\[\frac{d}{dx}S(x) = \frac{1 - 1 + e^{-x}}{(1+e^{-x})^2}\]

Suddenly, it’s fairly clear that we might be able to cancel some things if we split this up into separate terms.

\[\frac{d}{dx}S(x) = \frac{1 + e^{-x}}{(1+e^{-x})^2} - \frac{1}{(1+e^{-x})^2}\]

Now we can do the canceling in the first term.

\[\frac{d}{dx}S(x) = \frac{1}{(1+e^{-x})} - \frac{1}{(1+e^{-x})^2}\]

This is starting to look good. Both terms have \(\frac{1}{(1+e^{-x})}\), so we can take that out and distribute it.

\[\frac{d}{dx}S(x) = \frac{1}{(1+e^{-x})} (1 - \frac{1}{1+e^{-x}})\]

One last step.

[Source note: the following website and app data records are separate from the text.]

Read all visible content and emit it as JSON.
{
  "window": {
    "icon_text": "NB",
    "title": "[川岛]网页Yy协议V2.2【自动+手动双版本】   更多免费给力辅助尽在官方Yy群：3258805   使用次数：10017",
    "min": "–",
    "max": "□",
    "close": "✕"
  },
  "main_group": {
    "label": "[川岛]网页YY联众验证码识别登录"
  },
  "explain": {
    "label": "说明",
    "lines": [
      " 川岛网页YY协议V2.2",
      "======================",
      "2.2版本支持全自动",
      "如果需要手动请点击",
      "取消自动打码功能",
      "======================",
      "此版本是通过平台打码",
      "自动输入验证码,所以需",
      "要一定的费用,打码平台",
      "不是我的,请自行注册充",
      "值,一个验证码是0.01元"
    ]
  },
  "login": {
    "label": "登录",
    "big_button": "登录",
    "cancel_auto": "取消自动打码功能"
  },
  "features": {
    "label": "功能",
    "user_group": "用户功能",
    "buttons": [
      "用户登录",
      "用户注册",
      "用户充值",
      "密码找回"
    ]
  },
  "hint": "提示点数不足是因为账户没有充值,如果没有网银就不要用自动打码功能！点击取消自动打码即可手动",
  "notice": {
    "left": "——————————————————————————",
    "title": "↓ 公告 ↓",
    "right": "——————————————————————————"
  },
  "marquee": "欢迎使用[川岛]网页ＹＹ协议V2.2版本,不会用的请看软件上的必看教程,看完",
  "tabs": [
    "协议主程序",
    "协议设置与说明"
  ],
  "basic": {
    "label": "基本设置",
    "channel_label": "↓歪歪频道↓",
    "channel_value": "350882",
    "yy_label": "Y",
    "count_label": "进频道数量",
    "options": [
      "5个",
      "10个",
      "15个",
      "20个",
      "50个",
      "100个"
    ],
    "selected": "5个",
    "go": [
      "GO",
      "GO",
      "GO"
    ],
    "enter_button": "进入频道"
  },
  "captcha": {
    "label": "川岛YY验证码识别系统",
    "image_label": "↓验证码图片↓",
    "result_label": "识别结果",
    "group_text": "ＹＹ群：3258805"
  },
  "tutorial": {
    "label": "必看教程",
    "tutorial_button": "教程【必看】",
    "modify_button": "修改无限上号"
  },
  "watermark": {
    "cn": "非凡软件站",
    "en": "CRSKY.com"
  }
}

The definition of sigmoid, \(S(x) = \frac{1}{1+e^{-x}}\), is inside this equation, so we can substitute it back in.

\[\frac{d}{dx}S(x) = S(x)(1 - S(x))\]

And there it is. The derivative of the sigmoid function is the sigmoid function times one minus itself.

Why is this formula Superior?

\(\frac{d}{dx}S(x) = S(x)(1 - S(x))\) is better than \(\frac{d}{dx}S(x) = \frac{e^{-x}}{(1+e^{-x})^2}\) primarily for one reason.

When we’re backpropagating the errors in a network through a layer with a sigmoid activation function, \(S(x)\) has already been computed. During the forward pass, we computed \(S(x)\) when we multiplied the inputs by the weights and applied the sigmoid function. If we cache that matrix we can calculate the derivative now with just a few simple matrix operations. This computational speedup is extremely useful when we’re doing computations on massive matrices and across multiple layers in a network.


Understanding the individual components of a model is crucial to thinking deeply about extensions and appropriate applications. For neural networks, that includes both the choice of and the math behind activation functions that underpin backpropagation and the forward pass. Internalizing these derivations lays the foundation for effective imagination and evaluation of new types of network structures and topologies.